Lowry Lyric Theatre
02 May 2018 to 06 May 2018

Rudyard Kipling’s collection of short stories, 'The Jungle Book' has been enchanting children for more than 100 years.

Today most people know his famous characters, Mowgli, Baloo and Shere Khan, from the Disney adaptations – a cartoon musical in 1967 and more recently an astonishingly realistic, computer graphic version in 2016. 

To produce a stage version to meet the expectations set by the big screen is a mountainous task. Yet, with a strong story to tell you can’t underestimate the power of a live performance to captivate young minds. Focused on the stage – a mass of hanging ladders and ropes to create a dense jungle canopy – it’s like they’ve all been hypnotized by python, Kaa.

To create the show, writer, Jessica Swale has gone back to the original 1894 book and used two stories from which to weave her narrative. The strength of the stories comes from their rich box of characters,and Swale keeps them recognizable while stretching some aspects for a 21st century audience.

Shere Khan the Tiger (Lloyd Gorman) makes for a greasy villain, dressed in a leather biker suit, slashed with orange flecks and matching streak through his hair. Deborah Oyelade delivers a sassy, Black Panther keeping perfect poise in a black velvet jump suit. Rachel Dawson gives a comical turn as Kaa, grumbling about ageing as she sheds her skin. While joker Baloo, here a playful Welshman (Dyfrig Morris) is as loveable as ever, with ‘a heart as big as the sun’.

 Perhaps the biggest change is giving the part of Mowgli to a woman, Keziah Joseph, whose slight frame, delicate features and pure tone of voice make her believable as a child.

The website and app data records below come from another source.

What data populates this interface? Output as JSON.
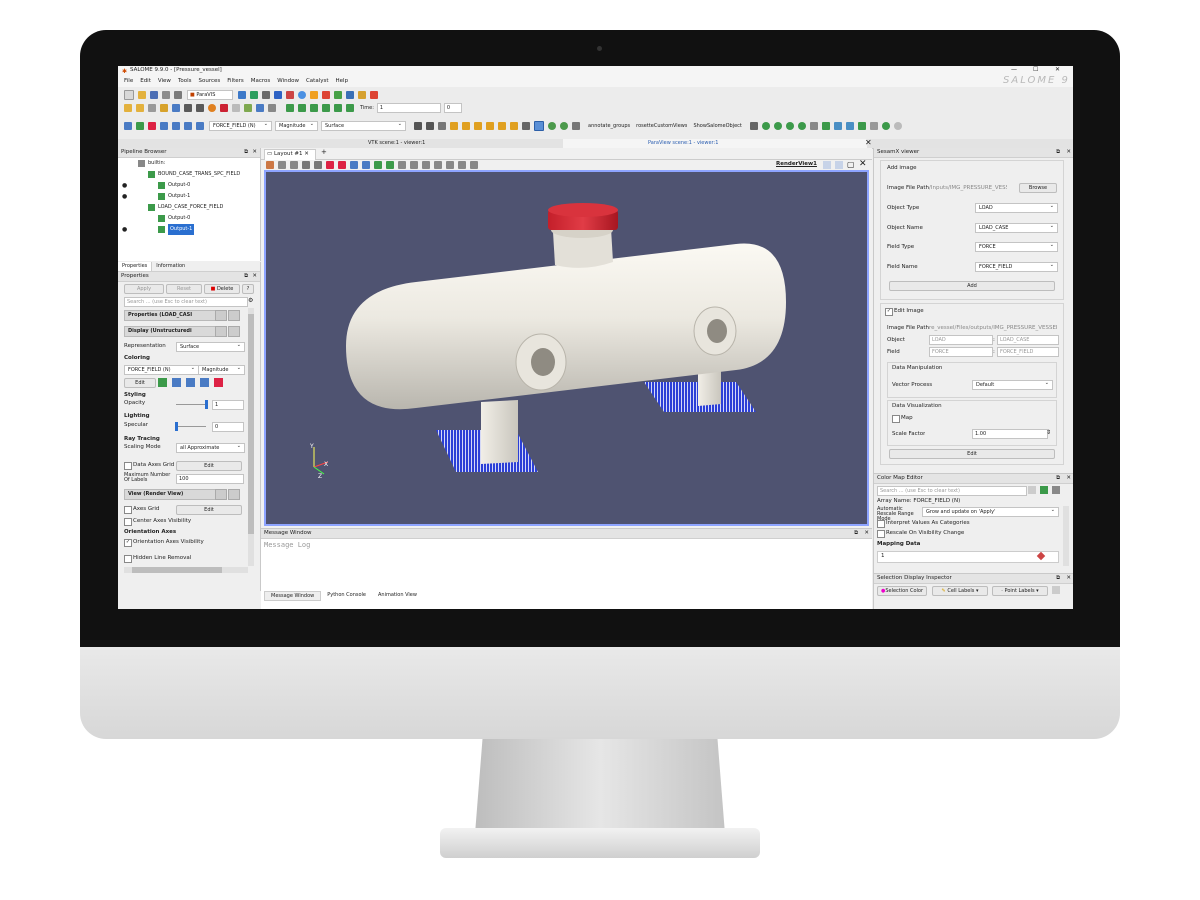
{
  "window": {
    "title": "SALOME 9.9.0 - [Pressure_vessel]",
    "brand": "SALOME 9"
  },
  "menu": [
    "File",
    "Edit",
    "View",
    "Tools",
    "Sources",
    "Filters",
    "Macros",
    "Window",
    "Catalyst",
    "Help"
  ],
  "toolbar": {
    "module_select": "ParaVIS",
    "time_label": "Time:",
    "time_value": "1",
    "time_step": "0",
    "color_field": "FORCE_FIELD (N)",
    "color_component": "Magnitude",
    "representation": "Surface",
    "macro_buttons": [
      "annotate_groups",
      "rosetteCustomViews",
      "ShowSalomeObject"
    ]
  },
  "viewer_tabs": {
    "vtk": "VTK scene:1 - viewer:1",
    "paraview": "ParaView scene:1 - viewer:1"
  },
  "pipeline": {
    "title": "Pipeline Browser",
    "items": [
      "builtin:",
      "BOUND_CASE_TRANS_SPC_FIELD",
      "Output-0",
      "Output-1",
      "LOAD_CASE_FORCE_FIELD",
      "Output-0",
      "Output-1"
    ]
  },
  "props": {
    "tabs": [
      "Properties",
      "Information"
    ],
    "title": "Properties",
    "apply": "Apply",
    "reset": "Reset",
    "delete": "Delete",
    "help": "?",
    "search_placeholder": "Search ... (use Esc to clear text)",
    "group_properties": "Properties (LOAD_CASI",
    "group_display": "Display (Unstructuredi",
    "representation_label": "Representation",
    "representation_value": "Surface",
    "coloring": "Coloring",
    "color_field": "FORCE_FIELD (N)",
    "color_component": "Magnitude",
    "edit": "Edit",
    "styling": "Styling",
    "opacity_label": "Opacity",
    "opacity_value": "1",
    "lighting": "Lighting",
    "specular_label": "Specular",
    "specular_value": "0",
    "ray_tracing": "Ray Tracing",
    "scaling_mode_label": "Scaling Mode",
    "scaling_mode_value": "all Approximate",
    "data_axes_grid": "Data Axes Grid",
    "edit2": "Edit",
    "max_labels_label": "Maximum Number Of Labels",
    "max_labels_value": "100",
    "group_view": "View (Render View)",
    "axes_grid": "Axes Grid",
    "edit3": "Edit",
    "center_axes": "Center Axes Visibility",
    "orientation_axes": "Orientation Axes",
    "orientation_visibility": "Orientation Axes Visibility",
    "hidden_line": "Hidden Line Removal"
  },
  "layout": {
    "tab": "Layout #1",
    "render_view": "RenderView1"
  },
  "message": {
    "title": "Message Window",
    "log": "Message Log",
    "tabs": [
      "Message Window",
      "Python Console",
      "Animation View"
    ]
  },
  "sesamx": {
    "title": "SesamX viewer",
    "add_image": "Add image",
    "file_path_label": "Image File Path",
    "file_path_value": "/Inputs/IMG_PRESSURE_VESSEL.h5",
    "browse": "Browse",
    "object_type_label": "Object Type",
    "object_type_value": "LOAD",
    "object_name_label": "Object Name",
    "object_name_value": "LOAD_CASE",
    "field_type_label": "Field Type",
    "field_type_value": "FORCE",
    "field_name_label": "Field Name",
    "field_name_value": "FORCE_FIELD",
    "add": "Add",
    "edit_image": "Edit Image",
    "edit_path_label": "Image File Path",
    "edit_path_value": "re_vessel/Files/outputs/IMG_PRESSURE_VESSEL.h5",
    "object_label": "Object",
    "object_a": "LOAD",
    "object_b": "LOAD_CASE",
    "field_label": "Field",
    "field_a": "FORCE",
    "field_b": "FORCE_FIELD",
    "data_manipulation": "Data Manipulation",
    "vector_process_label": "Vector Process",
    "vector_process_value": "Default",
    "data_visualization": "Data Visualization",
    "map": "Map",
    "scale_factor_label": "Scale Factor",
    "scale_factor_value": "1.00",
    "edit": "Edit"
  },
  "colormap": {
    "title": "Color Map Editor",
    "search_placeholder": "Search ... (use Esc to clear text)",
    "array_name": "Array Name: FORCE_FIELD (N)",
    "rescale_label": "Automatic Rescale Range Mode",
    "rescale_value": "Grow and update on 'Apply'",
    "interpret": "Interpret Values As Categories",
    "rescale_visibility": "Rescale On Visibility Change",
    "mapping": "Mapping Data",
    "mapping_value": "1"
  },
  "inspector": {
    "title": "Selection Display Inspector",
    "selection_color": "Selection Color",
    "cell_labels": "Cell Labels",
    "point_labels": "Point Labels"
  },
  "colors": {
    "vessel": "#ece9e1",
    "cap": "#c41f2a",
    "background": "#4f5371",
    "bc": "#2b3fd6"
  }
}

 Swale has refocused the story to celebrate diversity. The story, with all the different animals living in harmony, presents a fantastic opportunity for this. For the most part this works well, but it feels occasionally that the issue has been allowed to overtake the story, becoming overly-wordy and preachy, in a jumble of references to gender, sexuality, race and disability.

 If this sounds a little too serious for families hoping for a bit of Bare Necessities uplift, Joe Stilgoe’s sunny tunes help keep it upbeat. In many ways this is a play with music rather than a musical, but the live music, embracing a rich mix of styles from across the globe, is a central strength of the show.

The tunes carry along what is essentially a joyful story of family, friendship and oneness under the same sun – and that’s a beat everyone can dance to.

Reviewer: Carmel Thomason

Comments

Comment by David Upton

I caught this elsewhere a week later. And as Carmel says it may still a jungle out there, but only a few tweaks are needed to Rudyard Kipling’s timeless tales to give the book a prolonged shelf life.

Jessica Swale, in her programme notes, talks of celebrating the book’s voice, politics and diversity, while the afternoon matinee audience around me seemed just as content with its noise, colour and excitement . . . as were their teachers.

The Children’s Touring Partnership, along with production companions, serves up a Jungle Book that manages to please audiences of most ages and persuasions.

Some of that will be due to familiarity with Disney’s animated incarnations of the story and its characters, even if they all get a distinct makeover. And the ubiquitous composer Joe Stilgoe provides a brand new suite of songs that cleverly, and wittily, sound as if they have come straight off the screen version. Baloo singing the baloos? Genius!

With its revolve stage, theatrical effects and insistent drama it occasionally resembles the National Theatre’s Hiawatha, of blessed memory.

Even here, in the final days of a five-month tour, the 11-strong cast give it full energy and commitment, several doubling up as musicians, or swapping roles between packs of wolves, or a bunch of very cheeky monkeys. Kipling’s view of their simian social habits, and bodily functions, would have been interesting!

Sometimes his messages about loyalty, courage, respect, and other virtues, do get slightly clouded over by a fast and furious narrative. The language can also be more of a street smart patois than user friendly.

But then this is a show that is at its best when it is principally about providing fun and enjoyment, and the ability of live theatre to feed the imagination.